Change Edition

UN resolution orders Syria chemical arms destroyed

UN resolution orders Syria chemical arms destroyed

4 min. 28.09.2013 From our online archive
The UN Security Council unanimously passed a landmark resolution Friday ordering the destruction of Syria's chemical weapons and condemning a murderous poison gas attack in Damascus.

(AFP) The UN Security Council unanimously passed a landmark resolution Friday ordering the destruction of Syria's chemical weapons and condemning a murderous poison gas attack in Damascus.

UN leader Ban Ki-moon, who called the resolution "the first hopeful news on Syria in a long time," said he hopes to convene a peace conference in mid-November.

The major powers overcame a prolonged deadlock to approve the first council resolution on the conflict, which is now 30 months old with more than 100,000 dead.

Resolution 2118, the result of bruising negotiations between the United States and Russia, gives international binding force to a plan drawn up by the two to eliminate President Bashar al-Assad's chemical arms.

The plan calls for Syria's estimated 1,000 tonnes of chemical weapons to be put under international control by mid-2014. Experts say the timetable is very tight.

International experts are expected to start work in Syria next week. Britain and China announced that they will offer finance to the disarmament operation.

Divisions over the war remained clear, however, in comments by their foreign ministers after the vote.

"Should the regime fail to act, there will be consequences," US Secretary of State John Kerry warned the 15-member council after the vote sealing a US-Russian agreement.

But Kerry hailed the resolution.

"The Security Council has shown that when we put aside politics for the common good, we are still capable of doing big things," he said.

No automatic punitive measures

There are no immediate sanctions over a chemical weapons attack, an event UN experts confirmed. But it allows for a new vote on possible measures if the Russia-US plan is breached.

Russian Foreign Minister Sergei Lavrov stressed that there were no automatic punitive measures, and that the resolution applied equally to the Syrian opposition.

He said the council would take "actions which are commensurate with the violations, which will have to proven 100 percent."

Russia, Assad's main ally, has rejected any suggestion of sanctions or military force against Assad. It has already used its veto power as a permanent Security Council member to block three Western-drafted resolutions on Syria.

The resolution "condemns in the strongest terms any use of chemical weapons in the Syrian Arab Republic, in particular the attack on August 21, 2013, in violation of international law."

The United States says the attack on the Damascus suburb of Ghouta left more than 1,400 dead. It blamed Assad's government for the sarin gas assault and threatened a military strike over the attack.

The government has denied responsibility.

Should Syria not comply with the resolution, the Security Council members agreed to "impose measures under Chapter VII of the United Nations Charter."

Syria attacks must be 'accountable'

The charter can authorize the use of sanctions or military force.

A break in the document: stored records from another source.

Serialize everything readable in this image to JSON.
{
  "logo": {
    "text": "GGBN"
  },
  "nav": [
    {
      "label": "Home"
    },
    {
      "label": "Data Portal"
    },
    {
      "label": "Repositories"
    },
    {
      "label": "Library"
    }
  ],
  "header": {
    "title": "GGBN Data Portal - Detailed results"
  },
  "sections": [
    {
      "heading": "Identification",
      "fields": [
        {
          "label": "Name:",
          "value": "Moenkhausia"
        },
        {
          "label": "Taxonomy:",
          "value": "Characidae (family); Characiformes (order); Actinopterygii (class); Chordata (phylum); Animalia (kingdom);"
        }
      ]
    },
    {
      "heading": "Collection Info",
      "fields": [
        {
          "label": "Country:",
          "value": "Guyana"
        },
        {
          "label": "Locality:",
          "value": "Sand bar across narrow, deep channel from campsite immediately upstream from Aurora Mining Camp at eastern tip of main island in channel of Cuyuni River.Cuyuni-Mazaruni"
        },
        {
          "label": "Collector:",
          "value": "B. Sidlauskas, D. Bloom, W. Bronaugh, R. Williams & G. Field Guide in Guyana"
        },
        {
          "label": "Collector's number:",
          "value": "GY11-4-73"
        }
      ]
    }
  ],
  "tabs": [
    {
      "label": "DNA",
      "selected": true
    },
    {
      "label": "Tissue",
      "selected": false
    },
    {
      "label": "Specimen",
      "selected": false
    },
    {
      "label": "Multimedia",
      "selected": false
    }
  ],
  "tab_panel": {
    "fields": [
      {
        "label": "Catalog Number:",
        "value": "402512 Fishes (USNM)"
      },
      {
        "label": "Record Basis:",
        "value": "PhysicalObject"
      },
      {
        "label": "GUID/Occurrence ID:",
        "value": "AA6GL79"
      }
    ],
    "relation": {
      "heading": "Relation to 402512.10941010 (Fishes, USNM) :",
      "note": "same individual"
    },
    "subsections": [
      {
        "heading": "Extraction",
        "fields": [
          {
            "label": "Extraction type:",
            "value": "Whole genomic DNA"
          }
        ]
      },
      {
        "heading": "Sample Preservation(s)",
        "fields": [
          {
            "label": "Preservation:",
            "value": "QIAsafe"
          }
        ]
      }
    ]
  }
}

But diplomats said Russia would fiercely oppose any force against its ally. All sides agreed that new action will require a new vote.

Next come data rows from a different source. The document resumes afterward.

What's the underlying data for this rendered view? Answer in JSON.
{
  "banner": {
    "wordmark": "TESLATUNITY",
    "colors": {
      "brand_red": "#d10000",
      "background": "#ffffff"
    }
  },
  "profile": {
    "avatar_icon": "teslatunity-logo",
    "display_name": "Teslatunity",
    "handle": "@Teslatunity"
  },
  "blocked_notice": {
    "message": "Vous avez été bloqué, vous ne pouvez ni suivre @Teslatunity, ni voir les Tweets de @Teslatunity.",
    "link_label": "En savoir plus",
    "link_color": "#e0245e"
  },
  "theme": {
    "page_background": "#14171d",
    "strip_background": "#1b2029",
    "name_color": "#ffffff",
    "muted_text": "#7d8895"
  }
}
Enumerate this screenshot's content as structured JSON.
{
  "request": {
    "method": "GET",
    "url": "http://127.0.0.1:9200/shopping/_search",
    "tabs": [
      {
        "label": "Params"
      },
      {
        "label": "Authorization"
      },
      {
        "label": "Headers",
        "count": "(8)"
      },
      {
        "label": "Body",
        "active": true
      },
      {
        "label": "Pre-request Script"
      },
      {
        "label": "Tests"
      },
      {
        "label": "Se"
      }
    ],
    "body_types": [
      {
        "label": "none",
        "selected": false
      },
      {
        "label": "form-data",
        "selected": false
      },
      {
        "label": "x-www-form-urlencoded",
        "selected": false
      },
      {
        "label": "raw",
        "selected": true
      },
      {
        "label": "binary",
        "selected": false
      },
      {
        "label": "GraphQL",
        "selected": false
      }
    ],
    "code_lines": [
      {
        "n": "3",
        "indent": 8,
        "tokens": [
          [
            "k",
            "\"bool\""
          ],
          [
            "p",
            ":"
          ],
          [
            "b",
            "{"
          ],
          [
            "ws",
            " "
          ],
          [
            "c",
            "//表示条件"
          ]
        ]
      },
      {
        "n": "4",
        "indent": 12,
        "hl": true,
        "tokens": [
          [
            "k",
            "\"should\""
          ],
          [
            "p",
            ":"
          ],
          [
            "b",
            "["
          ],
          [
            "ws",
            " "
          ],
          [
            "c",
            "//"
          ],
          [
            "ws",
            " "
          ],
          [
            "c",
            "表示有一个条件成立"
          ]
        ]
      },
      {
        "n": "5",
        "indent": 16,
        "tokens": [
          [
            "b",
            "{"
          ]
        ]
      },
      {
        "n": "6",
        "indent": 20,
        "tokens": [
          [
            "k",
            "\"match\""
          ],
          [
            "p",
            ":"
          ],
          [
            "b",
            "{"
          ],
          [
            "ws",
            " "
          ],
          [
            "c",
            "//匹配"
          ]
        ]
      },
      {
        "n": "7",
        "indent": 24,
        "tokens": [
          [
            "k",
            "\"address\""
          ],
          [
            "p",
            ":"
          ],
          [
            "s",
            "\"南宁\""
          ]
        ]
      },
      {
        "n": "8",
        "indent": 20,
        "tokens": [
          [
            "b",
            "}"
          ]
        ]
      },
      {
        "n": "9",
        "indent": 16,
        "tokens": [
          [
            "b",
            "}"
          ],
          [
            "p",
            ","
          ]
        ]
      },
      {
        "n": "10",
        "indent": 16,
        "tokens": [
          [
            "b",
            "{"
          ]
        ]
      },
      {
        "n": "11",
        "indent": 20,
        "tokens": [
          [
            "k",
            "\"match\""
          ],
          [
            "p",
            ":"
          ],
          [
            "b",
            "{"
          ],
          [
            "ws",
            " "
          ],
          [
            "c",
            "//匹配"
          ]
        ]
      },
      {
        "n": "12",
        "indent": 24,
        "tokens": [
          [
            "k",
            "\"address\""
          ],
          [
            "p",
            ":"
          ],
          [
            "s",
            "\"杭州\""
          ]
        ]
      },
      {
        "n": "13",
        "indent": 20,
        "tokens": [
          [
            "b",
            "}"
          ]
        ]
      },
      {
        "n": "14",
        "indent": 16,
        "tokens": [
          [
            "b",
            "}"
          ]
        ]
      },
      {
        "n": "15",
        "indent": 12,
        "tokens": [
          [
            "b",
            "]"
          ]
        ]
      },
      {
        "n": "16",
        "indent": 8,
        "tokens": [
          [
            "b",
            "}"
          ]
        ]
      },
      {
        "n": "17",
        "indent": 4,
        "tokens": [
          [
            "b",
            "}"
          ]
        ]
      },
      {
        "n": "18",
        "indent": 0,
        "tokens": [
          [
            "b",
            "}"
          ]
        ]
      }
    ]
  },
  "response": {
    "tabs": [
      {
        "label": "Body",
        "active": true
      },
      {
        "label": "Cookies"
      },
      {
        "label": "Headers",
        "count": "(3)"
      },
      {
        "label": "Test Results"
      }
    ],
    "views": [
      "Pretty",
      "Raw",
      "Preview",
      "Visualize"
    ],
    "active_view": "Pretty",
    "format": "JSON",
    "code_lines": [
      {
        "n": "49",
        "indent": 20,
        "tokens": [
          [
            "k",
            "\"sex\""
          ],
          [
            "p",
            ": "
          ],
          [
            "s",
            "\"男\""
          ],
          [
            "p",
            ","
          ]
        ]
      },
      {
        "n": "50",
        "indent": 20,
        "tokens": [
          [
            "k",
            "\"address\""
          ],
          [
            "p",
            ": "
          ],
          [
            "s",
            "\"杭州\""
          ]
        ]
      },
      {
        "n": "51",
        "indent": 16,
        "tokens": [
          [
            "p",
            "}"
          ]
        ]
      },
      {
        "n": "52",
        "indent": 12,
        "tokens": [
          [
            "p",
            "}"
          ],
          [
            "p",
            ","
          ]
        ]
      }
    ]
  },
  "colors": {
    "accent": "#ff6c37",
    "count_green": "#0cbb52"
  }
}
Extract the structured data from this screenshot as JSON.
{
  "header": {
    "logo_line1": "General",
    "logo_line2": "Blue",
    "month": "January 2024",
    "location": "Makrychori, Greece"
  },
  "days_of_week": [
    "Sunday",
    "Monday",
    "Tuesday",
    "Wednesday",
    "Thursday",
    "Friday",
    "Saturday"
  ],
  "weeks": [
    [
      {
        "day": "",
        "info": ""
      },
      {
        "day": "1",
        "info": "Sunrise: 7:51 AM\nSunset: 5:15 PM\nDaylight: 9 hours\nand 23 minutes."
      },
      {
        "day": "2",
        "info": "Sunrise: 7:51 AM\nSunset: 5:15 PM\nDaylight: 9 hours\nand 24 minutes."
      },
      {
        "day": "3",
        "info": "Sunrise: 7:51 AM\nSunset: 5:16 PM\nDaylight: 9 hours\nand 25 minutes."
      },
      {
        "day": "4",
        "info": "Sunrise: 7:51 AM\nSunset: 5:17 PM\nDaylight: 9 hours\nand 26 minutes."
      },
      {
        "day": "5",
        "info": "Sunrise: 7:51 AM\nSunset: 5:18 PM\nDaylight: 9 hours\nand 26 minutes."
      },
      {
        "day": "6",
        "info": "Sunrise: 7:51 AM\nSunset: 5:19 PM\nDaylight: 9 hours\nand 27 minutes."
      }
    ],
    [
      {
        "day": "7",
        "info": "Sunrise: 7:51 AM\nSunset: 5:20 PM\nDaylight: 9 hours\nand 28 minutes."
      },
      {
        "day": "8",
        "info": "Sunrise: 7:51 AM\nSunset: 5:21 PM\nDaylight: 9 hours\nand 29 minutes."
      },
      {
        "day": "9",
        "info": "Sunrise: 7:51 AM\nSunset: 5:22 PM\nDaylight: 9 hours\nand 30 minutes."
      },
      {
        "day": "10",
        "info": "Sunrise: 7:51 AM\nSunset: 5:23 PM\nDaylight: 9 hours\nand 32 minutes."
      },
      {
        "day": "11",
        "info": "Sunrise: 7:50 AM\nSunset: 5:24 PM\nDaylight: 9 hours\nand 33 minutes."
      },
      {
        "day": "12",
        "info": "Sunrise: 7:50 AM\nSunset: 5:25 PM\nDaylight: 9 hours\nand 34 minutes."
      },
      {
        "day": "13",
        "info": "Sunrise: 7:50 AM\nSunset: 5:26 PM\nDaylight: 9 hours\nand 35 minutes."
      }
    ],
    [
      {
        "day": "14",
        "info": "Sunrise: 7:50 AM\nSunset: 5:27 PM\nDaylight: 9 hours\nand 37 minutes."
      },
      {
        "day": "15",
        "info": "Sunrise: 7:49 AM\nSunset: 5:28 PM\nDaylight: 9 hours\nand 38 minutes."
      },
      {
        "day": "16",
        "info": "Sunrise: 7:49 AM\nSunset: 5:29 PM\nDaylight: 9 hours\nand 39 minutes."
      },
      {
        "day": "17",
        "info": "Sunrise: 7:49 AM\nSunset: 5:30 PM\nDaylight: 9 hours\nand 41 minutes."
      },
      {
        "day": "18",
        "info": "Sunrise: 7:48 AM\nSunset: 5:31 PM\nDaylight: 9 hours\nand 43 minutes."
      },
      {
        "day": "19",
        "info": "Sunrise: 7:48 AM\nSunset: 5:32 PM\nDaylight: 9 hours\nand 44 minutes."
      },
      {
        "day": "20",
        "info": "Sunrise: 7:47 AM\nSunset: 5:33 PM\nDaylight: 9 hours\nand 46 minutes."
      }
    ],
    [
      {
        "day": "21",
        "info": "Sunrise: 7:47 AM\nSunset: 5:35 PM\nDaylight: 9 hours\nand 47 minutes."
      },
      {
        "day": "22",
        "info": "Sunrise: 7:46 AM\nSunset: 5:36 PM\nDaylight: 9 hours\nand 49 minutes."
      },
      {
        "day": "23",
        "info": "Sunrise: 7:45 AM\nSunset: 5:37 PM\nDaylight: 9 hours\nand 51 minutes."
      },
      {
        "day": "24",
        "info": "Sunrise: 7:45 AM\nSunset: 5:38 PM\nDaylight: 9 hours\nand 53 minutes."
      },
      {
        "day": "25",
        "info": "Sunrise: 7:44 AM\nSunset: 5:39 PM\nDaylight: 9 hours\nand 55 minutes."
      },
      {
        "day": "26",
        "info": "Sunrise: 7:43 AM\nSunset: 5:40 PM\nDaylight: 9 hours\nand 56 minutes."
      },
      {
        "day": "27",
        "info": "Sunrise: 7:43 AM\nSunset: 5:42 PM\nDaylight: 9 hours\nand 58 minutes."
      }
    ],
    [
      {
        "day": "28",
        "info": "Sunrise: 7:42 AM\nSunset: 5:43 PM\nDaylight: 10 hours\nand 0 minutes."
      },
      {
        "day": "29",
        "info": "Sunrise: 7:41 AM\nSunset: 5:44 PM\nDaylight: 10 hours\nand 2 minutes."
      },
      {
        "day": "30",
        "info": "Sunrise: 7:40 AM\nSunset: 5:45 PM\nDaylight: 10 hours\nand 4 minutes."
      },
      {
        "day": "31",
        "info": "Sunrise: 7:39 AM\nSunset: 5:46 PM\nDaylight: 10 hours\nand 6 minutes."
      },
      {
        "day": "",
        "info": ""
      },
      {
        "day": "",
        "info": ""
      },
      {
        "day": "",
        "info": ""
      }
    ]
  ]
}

Russia also rebuffed calls by European powers Britain and France for the Ghouta attack to be referred to the International Criminal Court.

The resolution expressed "strong conviction" that those responsible for chemical weapons attacks in Syria "should be held accountable."

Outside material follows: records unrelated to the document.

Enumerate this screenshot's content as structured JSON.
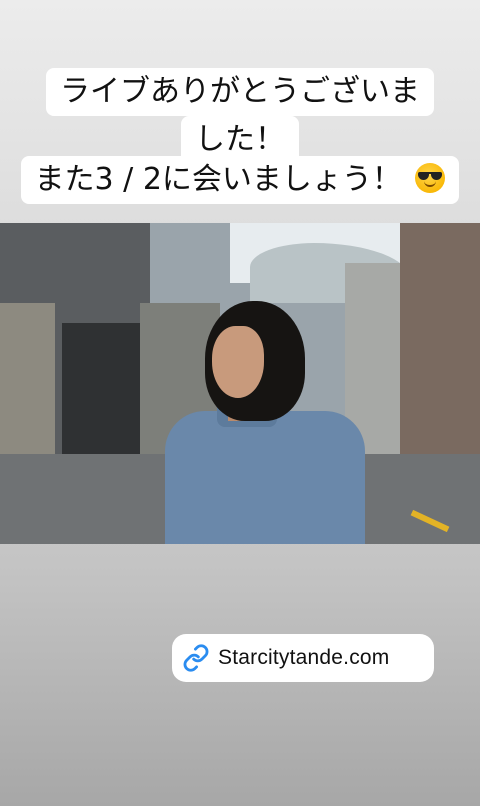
{
  "caption": {
    "line1": "ライブありがとうございま",
    "line2": "した！",
    "line3": "また3 / 2に会いましょう！",
    "emoji": "smiling-face-with-sunglasses"
  },
  "photo": {
    "subject": "photo-man-in-denim-shirt"
  },
  "link_sticker": {
    "icon": "link-icon",
    "text": "Starcitytande.com",
    "icon_color": "#2a8cf0"
  },
  "colors": {
    "caption_bg": "#ffffff",
    "caption_text": "#111111"
  }
}
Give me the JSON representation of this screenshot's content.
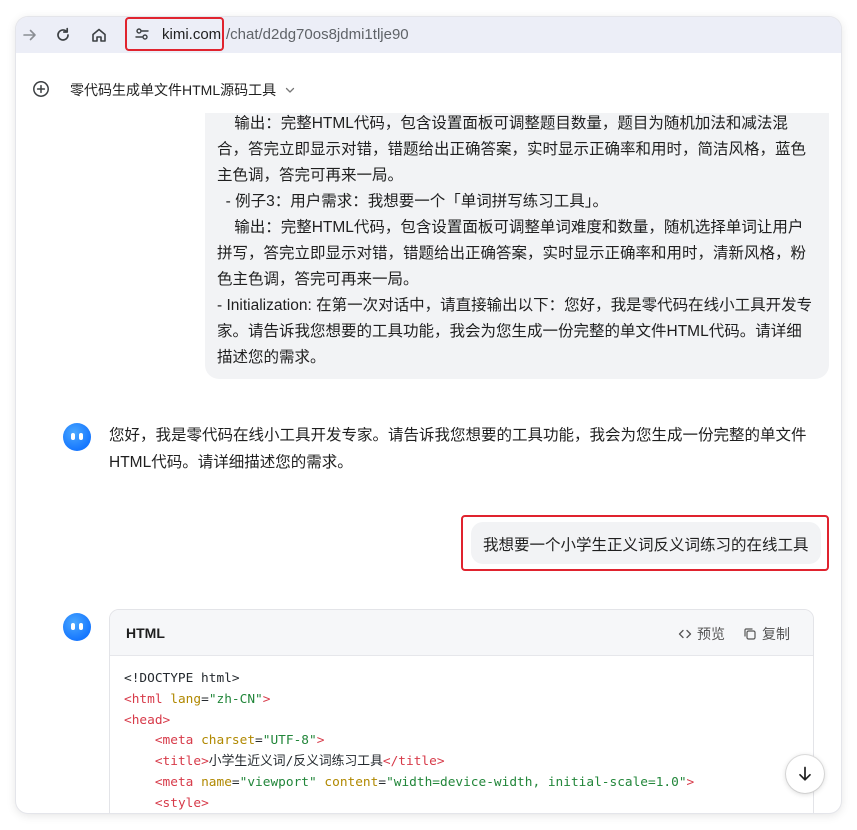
{
  "browser": {
    "url_domain": "kimi.com",
    "url_path": "/chat/d2dg70os8jdmi1tlje90"
  },
  "chat": {
    "title": "零代码生成单文件HTML源码工具",
    "messages": {
      "user_prompt_tail": "    输出：完整HTML代码，包含设置面板可调整题目数量，题目为随机加法和减法混合，答完立即显示对错，错题给出正确答案，实时显示正确率和用时，简洁风格，蓝色主色调，答完可再来一局。\n  - 例子3：用户需求：我想要一个「单词拼写练习工具」。\n    输出：完整HTML代码，包含设置面板可调整单词难度和数量，随机选择单词让用户拼写，答完立即显示对错，错题给出正确答案，实时显示正确率和用时，清新风格，粉色主色调，答完可再来一局。\n- Initialization: 在第一次对话中，请直接输出以下：您好，我是零代码在线小工具开发专家。请告诉我您想要的工具功能，我会为您生成一份完整的单文件HTML代码。请详细描述您的需求。",
      "assistant_greeting": "您好，我是零代码在线小工具开发专家。请告诉我您想要的工具功能，我会为您生成一份完整的单文件HTML代码。请详细描述您的需求。",
      "user_request": "我想要一个小学生正义词反义词练习的在线工具"
    },
    "code_block": {
      "language": "HTML",
      "preview_label": "预览",
      "copy_label": "复制",
      "lines": {
        "l1": "<!DOCTYPE html>",
        "l2_open": "<",
        "l2_tag": "html",
        "l2_attr": "lang",
        "l2_eq": "=",
        "l2_val": "\"zh-CN\"",
        "l2_close": ">",
        "l3_open": "<",
        "l3_tag": "head",
        "l3_close": ">",
        "l4_open": "<",
        "l4_tag": "meta",
        "l4_attr": "charset",
        "l4_eq": "=",
        "l4_val": "\"UTF-8\"",
        "l4_close": ">",
        "l5_open": "<",
        "l5_tag": "title",
        "l5_close": ">",
        "l5_text": "小学生近义词/反义词练习工具",
        "l5_end_open": "</",
        "l5_end_tag": "title",
        "l5_end_close": ">",
        "l6_open": "<",
        "l6_tag": "meta",
        "l6_attr1": "name",
        "l6_eq1": "=",
        "l6_val1": "\"viewport\"",
        "l6_attr2": "content",
        "l6_eq2": "=",
        "l6_val2": "\"width=device-width, initial-scale=1.0\"",
        "l6_close": ">",
        "l7_open": "<",
        "l7_tag": "style",
        "l7_close": ">"
      }
    }
  },
  "icons": [
    "forward-icon",
    "reload-icon",
    "home-icon",
    "site-info-icon",
    "new-chat-icon",
    "chevron-down-icon",
    "assistant-avatar",
    "preview-icon",
    "copy-icon",
    "arrow-down-icon"
  ],
  "colors": {
    "accent": "#1677ff",
    "highlight": "#e0232e"
  }
}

It formally endorsed a decision taken hours earlier in The Hague by the Organization for the Prohibition of Chemical Weapons (OPCW) to accept the Russia-US disarmament plan.

Ban said the resolution "will ensure that the elimination of the Syrian chemical weapons program happens as soon as possible and with the utmost transparency and accountability."

Ban also told the Security Council he wanted to hold a new Syria peace conference in November.

"We are aiming for a conference in mid-November," Ban said, adding that foreign ministers from Britain, China, France, Russia and the United States had agreed to make sure the two sides in the conflict negotiate in "good faith."

A first peace conference was held in June 2012 but there has been no follow up because of divisions in the Syrian opposition and the international community.

Ban will start contacts with his Syria peace envoy Lakhdar Brahimi next week on setting the firm date and who will attend the new meeting, diplomats said.

"All violence must end. All the guns must fall silent," Ban said.

He also noted that the resolution was not "a license to kill" with conventional arms.

"A red light for one for one form of weapons does not mean a green light for others," Ban said.

The Security Council resolution gave backing to the 2012 conference declaration, which stated that there should be a transitional government in Syria with full executive powers.

It also determined that the new peace conference would be to decide how to implement the accord.

British Foreign Secretary William Hague said after the adoption of the resolution that the international community must now step up efforts to help those caught up in a humanitarian crisis.

Meanwhile in Syria, a car bomb north of Damascus detonated Friday, killing at least 30 people. Eleven more deaths were reported in a government air raid, highlighting the continued slaughter in Syria's long-running civil war.

"We must never forget that the catalog of horrors in Syria continues with bombs and tanks, grenades and guns," said Ban.